• [EXERCISE REQUIREMENTS]:
If a line in the listing below has the string "万能网页操作编程者", copy it out.

::: INPUT FOR THIS TASK :::

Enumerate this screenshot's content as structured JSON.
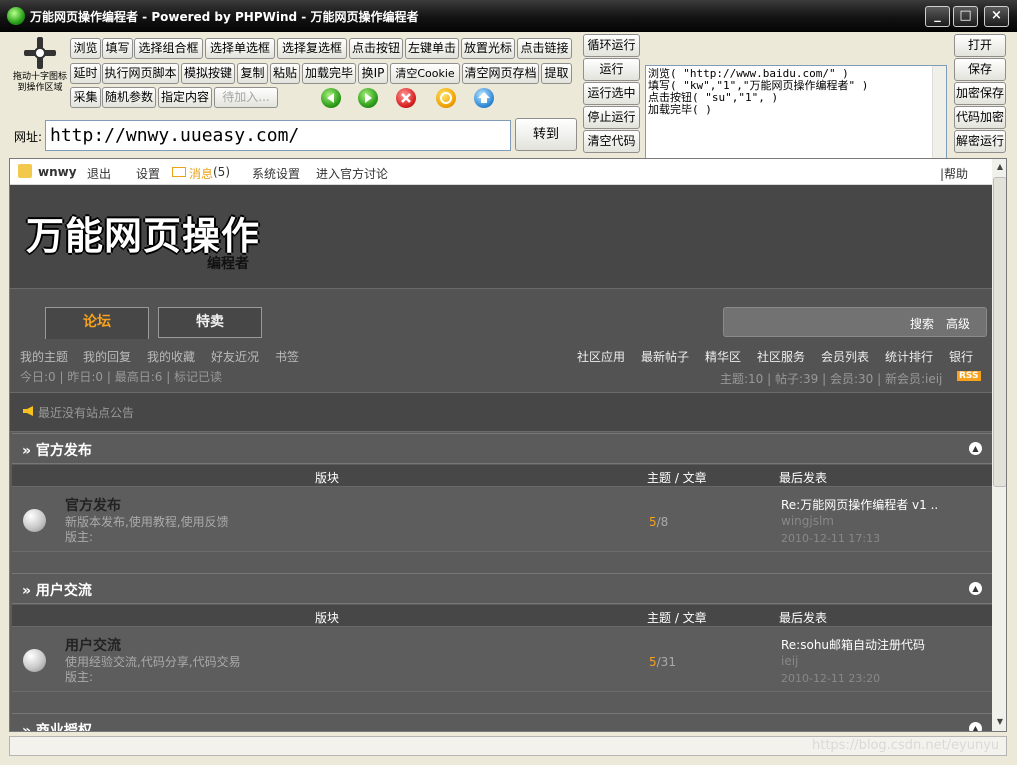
{
  "window": {
    "title": "万能网页操作编程者 - Powered by PHPWind - 万能网页操作编程者",
    "controls": [
      "_",
      "□",
      "×"
    ]
  },
  "move_widget": {
    "label": "拖动十字图标到操作区域"
  },
  "toolbar": {
    "row1": [
      "浏览",
      "填写",
      "选择组合框",
      "选择单选框",
      "选择复选框",
      "点击按钮",
      "左键单击",
      "放置光标",
      "点击链接"
    ],
    "row2": [
      "延时",
      "执行网页脚本",
      "模拟按键",
      "复制",
      "粘贴",
      "加载完毕",
      "换IP",
      "清空Cookie",
      "清空网页存档",
      "提取"
    ],
    "row3": [
      "采集",
      "随机参数",
      "指定内容"
    ],
    "disabled": "待加入...",
    "nav_icons": [
      "back-icon",
      "forward-icon",
      "stop-icon",
      "refresh-icon",
      "home-icon"
    ],
    "run_buttons": [
      "循环运行",
      "运行",
      "运行选中",
      "停止运行",
      "清空代码"
    ],
    "file_buttons": [
      "打开",
      "保存",
      "加密保存",
      "代码加密",
      "解密运行"
    ]
  },
  "address": {
    "label": "网址:",
    "value": "http://wnwy.uueasy.com/",
    "go": "转到"
  },
  "script": "浏览( \"http://www.baidu.com/\" )\n填写( \"kw\",\"1\",\"万能网页操作编程者\" )\n点击按钮( \"su\",\"1\", )\n加载完毕( )",
  "site": {
    "userbar": {
      "username": "wnwy",
      "logout": "退出",
      "settings": "设置",
      "messages": "消息",
      "msg_count": "(5)",
      "system": "系统设置",
      "official": "进入官方讨论",
      "help": "|帮助"
    },
    "logo": {
      "main": "万能网页操作",
      "sub": "编程者"
    },
    "tabs": [
      "论坛",
      "特卖"
    ],
    "search": {
      "label": "搜索",
      "advanced": "高级"
    },
    "left_links": [
      "我的主题",
      "我的回复",
      "我的收藏",
      "好友近况",
      "书签"
    ],
    "right_links": [
      "社区应用",
      "最新帖子",
      "精华区",
      "社区服务",
      "会员列表",
      "统计排行",
      "银行"
    ],
    "stats_left": "今日:0 | 昨日:0 | 最高日:6 | 标记已读",
    "stats_right": "主题:10 | 帖子:39 | 会员:30 | 新会员:ieij",
    "rss": "RSS",
    "notice": "最近没有站点公告",
    "columns": {
      "board": "版块",
      "topics": "主题 / 文章",
      "last": "最后发表"
    },
    "sections": [
      {
        "title": "» 官方发布",
        "forum": "官方发布",
        "desc": "新版本发布,使用教程,使用反馈",
        "mod": "版主:",
        "topics": "5",
        "posts": "/8",
        "last_title": "Re:万能网页操作编程者 v1 ..",
        "last_user": "wingjslm",
        "last_date": "2010-12-11 17:13"
      },
      {
        "title": "» 用户交流",
        "forum": "用户交流",
        "desc": "使用经验交流,代码分享,代码交易",
        "mod": "版主:",
        "topics": "5",
        "posts": "/31",
        "last_title": "Re:sohu邮箱自动注册代码",
        "last_user": "ieij",
        "last_date": "2010-12-11 23:20"
      },
      {
        "title": "» 商业授权"
      }
    ]
  },
  "watermark": "https://blog.csdn.net/eyunyu"
}
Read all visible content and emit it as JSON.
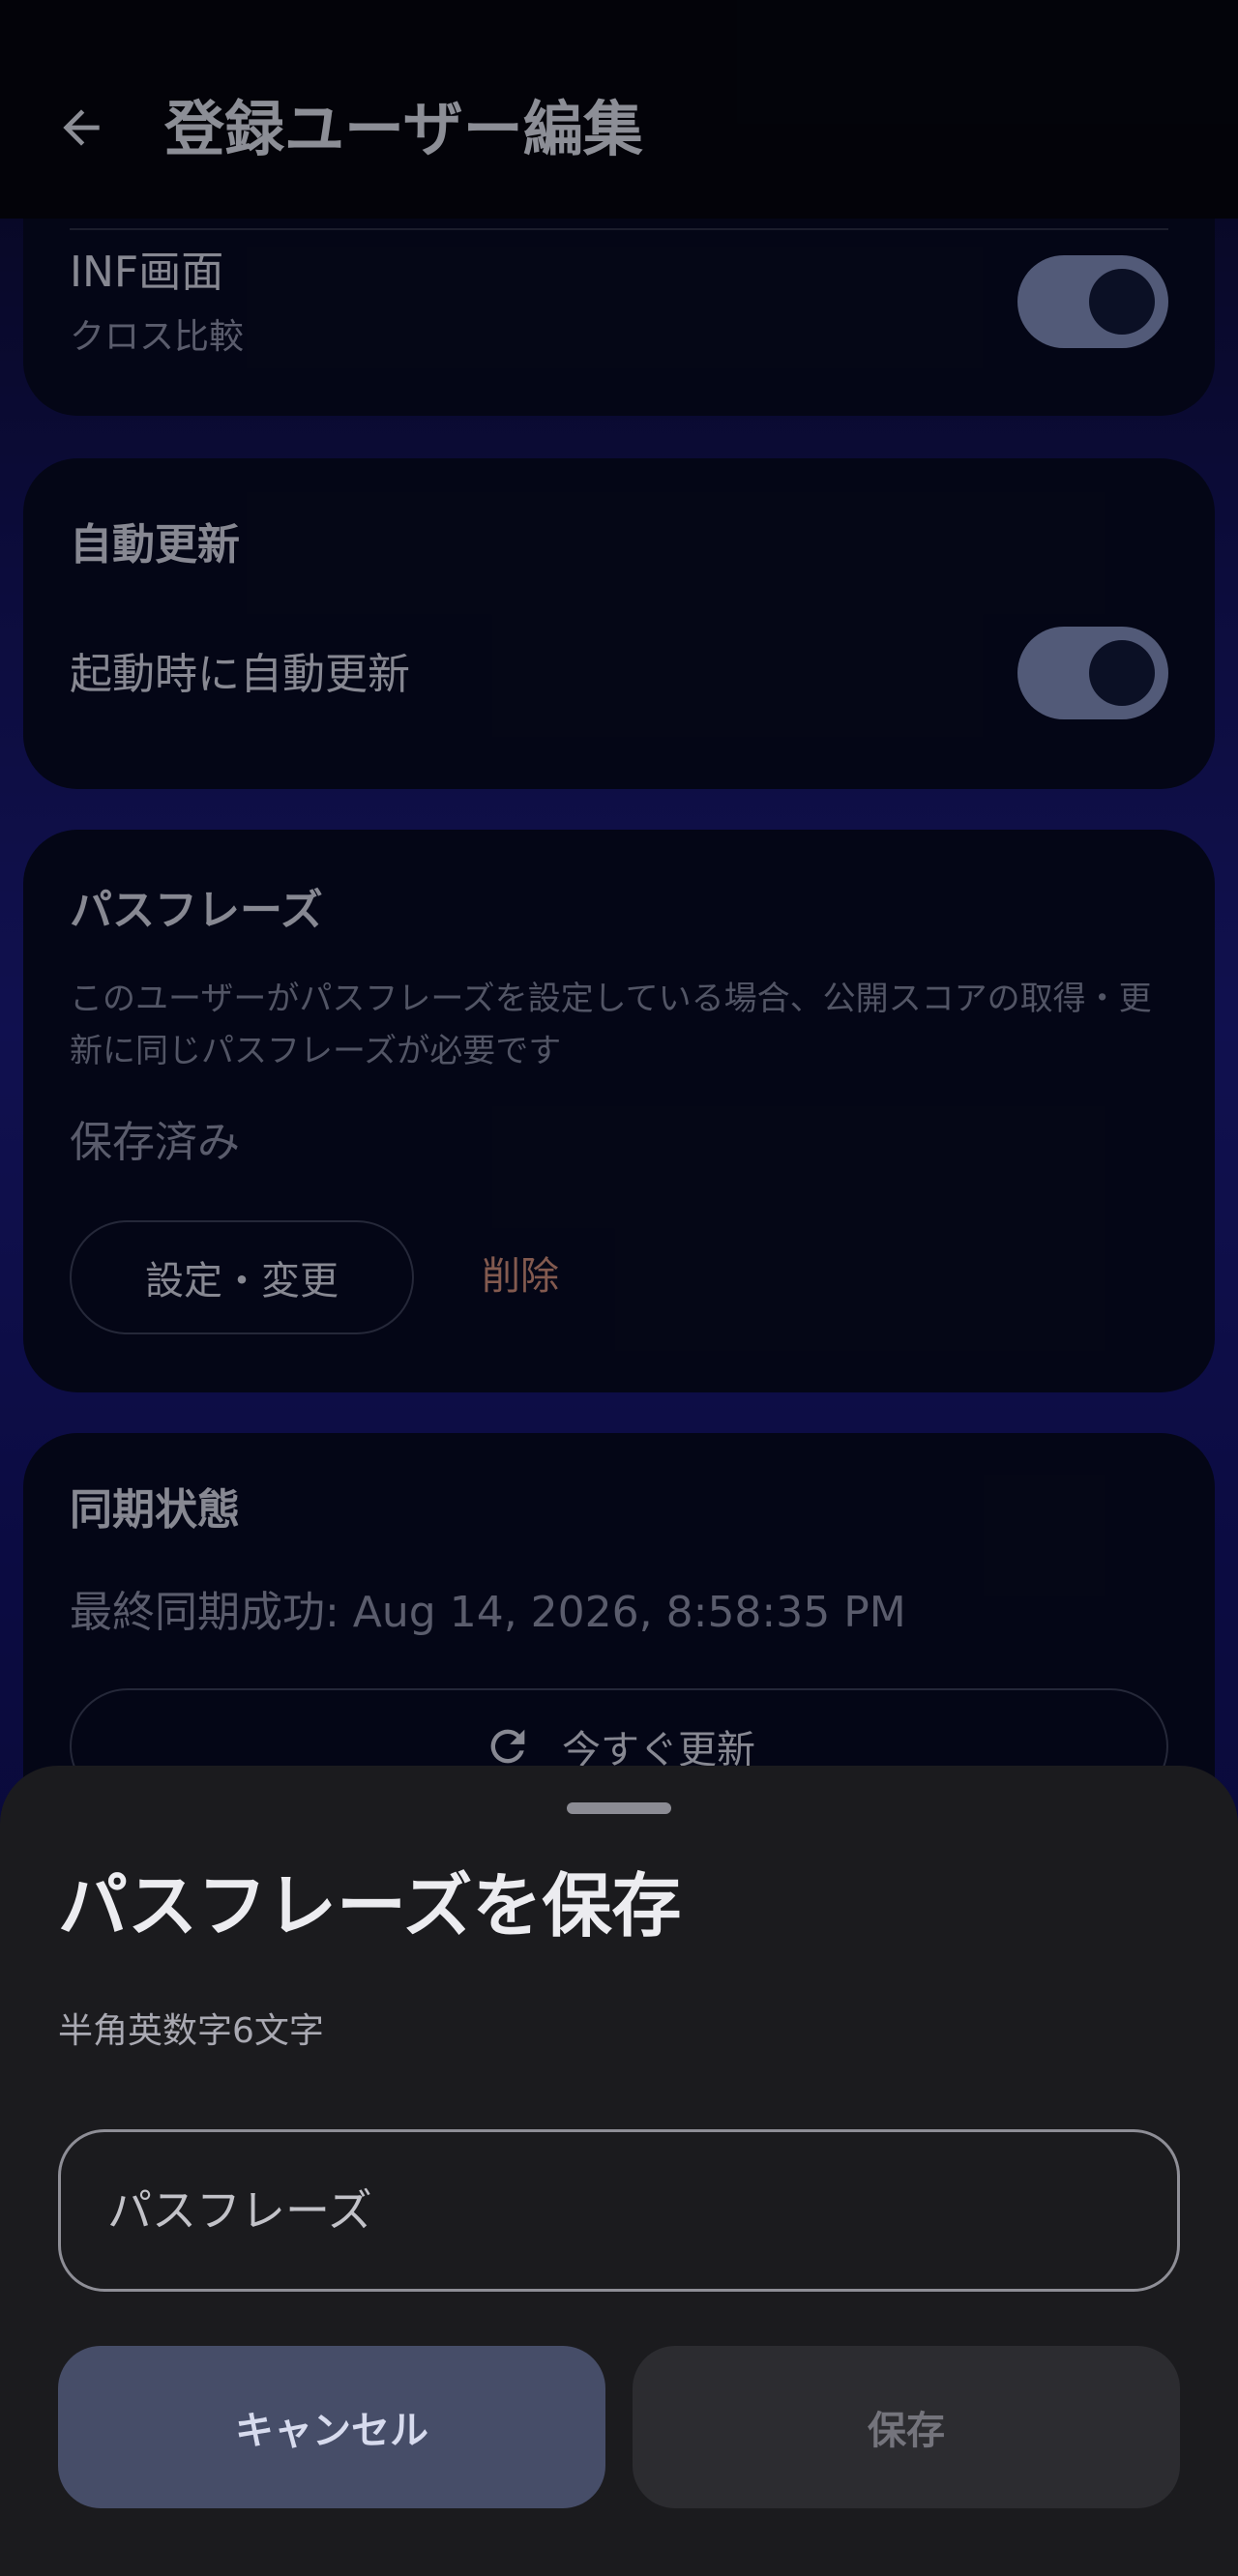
{
  "app_bar": {
    "title": "登録ユーザー編集"
  },
  "inf_row": {
    "title": "INF画面",
    "subtitle": "クロス比較",
    "toggle_on": true
  },
  "auto_update": {
    "section_title": "自動更新",
    "row_label": "起動時に自動更新",
    "toggle_on": true
  },
  "passphrase": {
    "section_title": "パスフレーズ",
    "description": "このユーザーがパスフレーズを設定している場合、公開スコアの取得・更新に同じパスフレーズが必要です",
    "status": "保存済み",
    "set_change_label": "設定・変更",
    "delete_label": "削除"
  },
  "sync": {
    "section_title": "同期状態",
    "last_sync": "最終同期成功: Aug 14, 2026, 8:58:35 PM",
    "refresh_label": "今すぐ更新"
  },
  "sheet": {
    "title": "パスフレーズを保存",
    "hint": "半角英数字6文字",
    "input_placeholder": "パスフレーズ",
    "input_value": "",
    "cancel_label": "キャンセル",
    "save_label": "保存"
  },
  "colors": {
    "accent_toggle": "#7f8ab8",
    "delete_text": "#c98a7a",
    "sheet_bg": "#1b1b1e"
  }
}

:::

• [SOLVED EXERCISE]:
    "title": "万能网页操作编程者 - Powered by PHPWind - 万能网页操作编程者",
  "script": "浏览( \"http://www.baidu.com/\" )\n填写( \"kw\",\"1\",\"万能网页操作编程者\" )\n点击按钮( \"su\",\"1\", )\n加载完毕( )",
        "last_title": "Re:万能网页操作编程者 v1 ..",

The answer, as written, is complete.